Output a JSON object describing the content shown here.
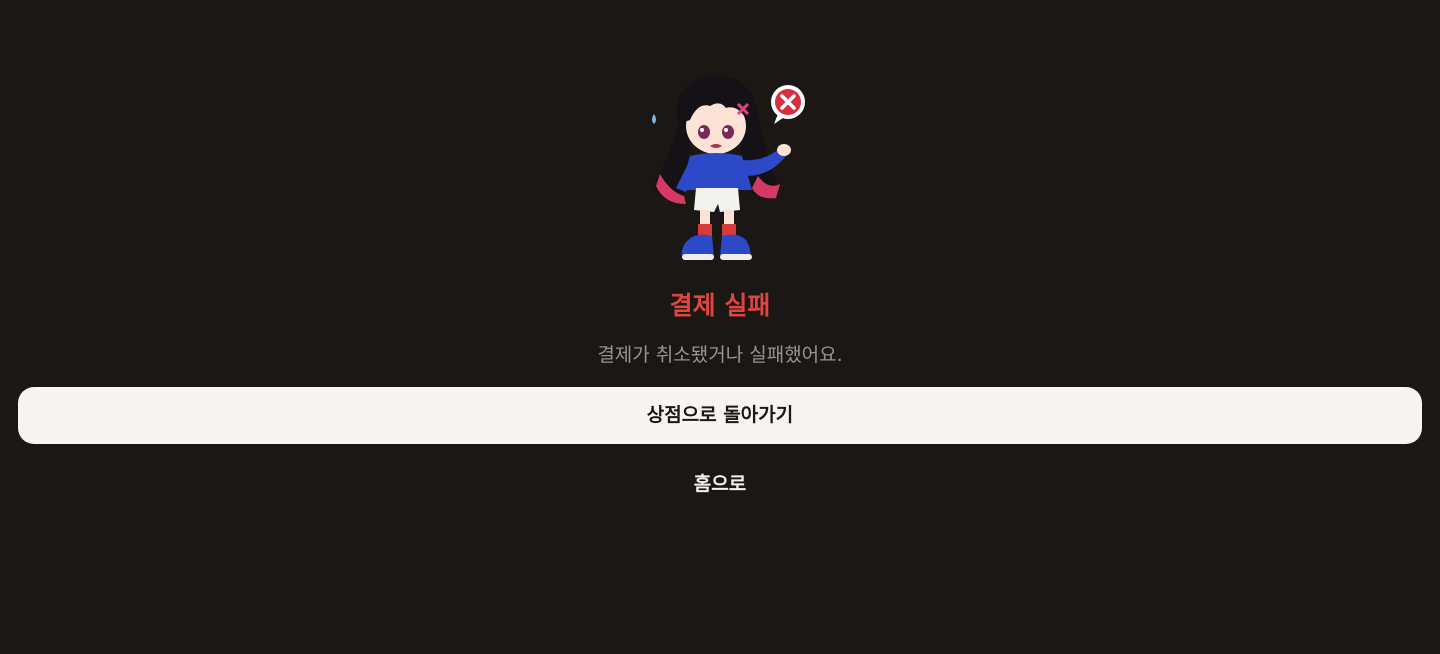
{
  "result": {
    "title": "결제 실패",
    "message": "결제가 취소됐거나 실패했어요.",
    "status_color": "#e0453f"
  },
  "actions": {
    "back_to_shop_label": "상점으로 돌아가기",
    "home_label": "홈으로"
  },
  "illustration": {
    "icon": "failed-payment-mascot-icon",
    "badge_icon": "error-x-speech-bubble-icon"
  },
  "colors": {
    "background": "#1b1714",
    "primary_button_bg": "#f6f5f3",
    "message_text": "#9a9390"
  }
}
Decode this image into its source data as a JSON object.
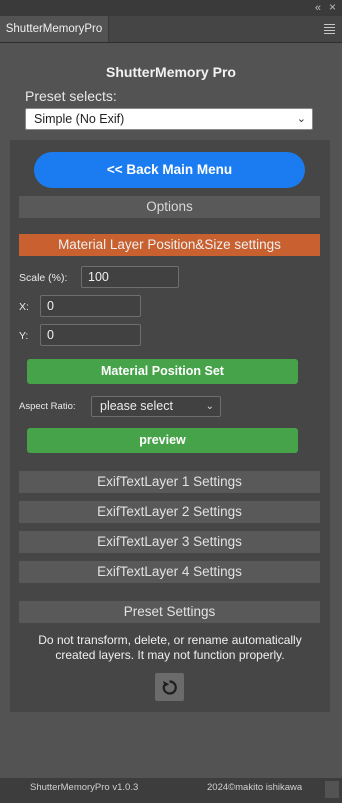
{
  "window": {
    "tab_label": "ShutterMemoryPro",
    "collapse_glyph": "«",
    "close_glyph": "×"
  },
  "header": {
    "title": "ShutterMemory Pro",
    "preset_label": "Preset selects:",
    "preset_value": "Simple (No Exif)"
  },
  "main": {
    "back_button": "<< Back Main Menu",
    "options_label": "Options",
    "material_section": "Material Layer Position&Size settings",
    "scale_label": "Scale (%):",
    "scale_value": "100",
    "x_label": "X:",
    "x_value": "0",
    "y_label": "Y:",
    "y_value": "0",
    "material_position_button": "Material Position Set",
    "aspect_label": "Aspect Ratio:",
    "aspect_value": "please select",
    "preview_button": "preview",
    "exif_sections": [
      "ExifTextLayer 1 Settings",
      "ExifTextLayer 2 Settings",
      "ExifTextLayer 3 Settings",
      "ExifTextLayer 4 Settings"
    ],
    "preset_settings": "Preset Settings",
    "warning_line1": "Do not transform, delete, or rename automatically",
    "warning_line2": "created layers. It may not function properly."
  },
  "footer": {
    "version": "ShutterMemoryPro v1.0.3",
    "copyright": "2024©makito ishikawa"
  },
  "colors": {
    "accent_blue": "#1a7cf0",
    "section_orange": "#c8602f",
    "button_green": "#47a34a",
    "background": "#535353"
  },
  "icons": {
    "reset": "reset-icon",
    "menu": "menu-icon",
    "dropdown": "chevron-down-icon"
  }
}
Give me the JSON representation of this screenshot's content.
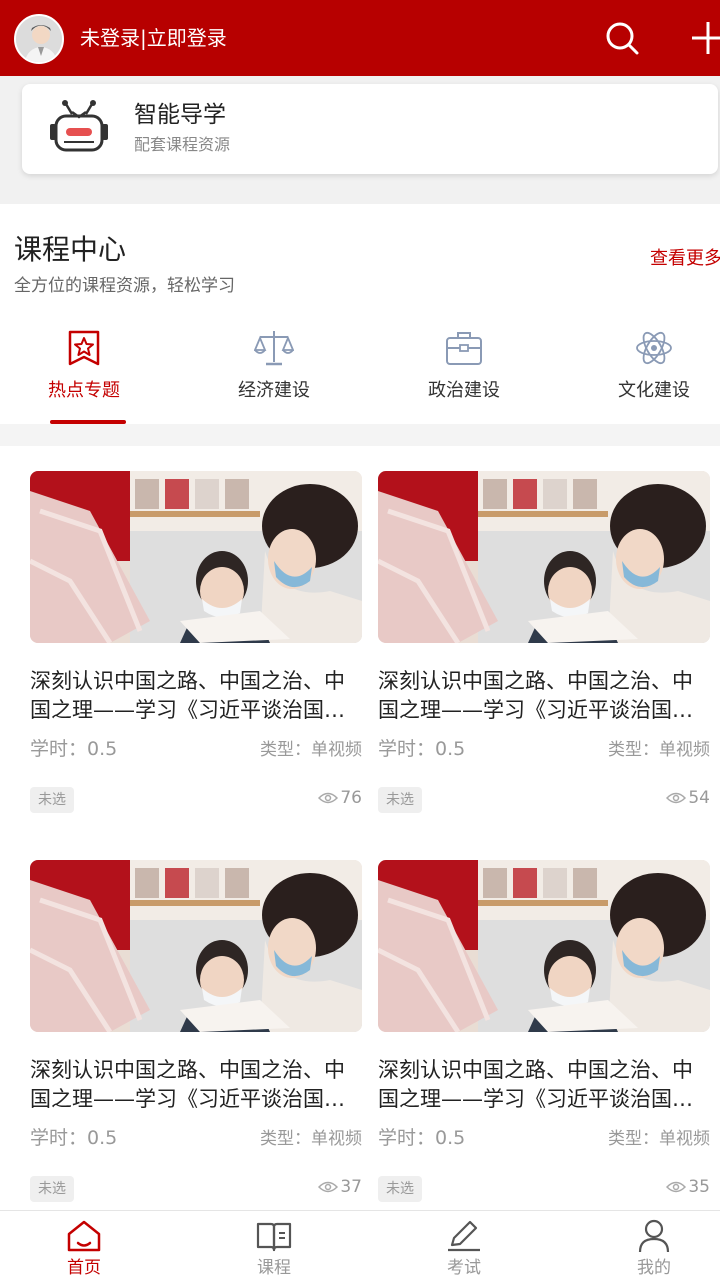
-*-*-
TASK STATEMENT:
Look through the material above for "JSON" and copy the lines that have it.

EXERCISE RESPONSE:
Output a JSON object describing the content shown here.
Decode this image into its source data as a JSON object.
Give me the JSON representation of this screenshot's content.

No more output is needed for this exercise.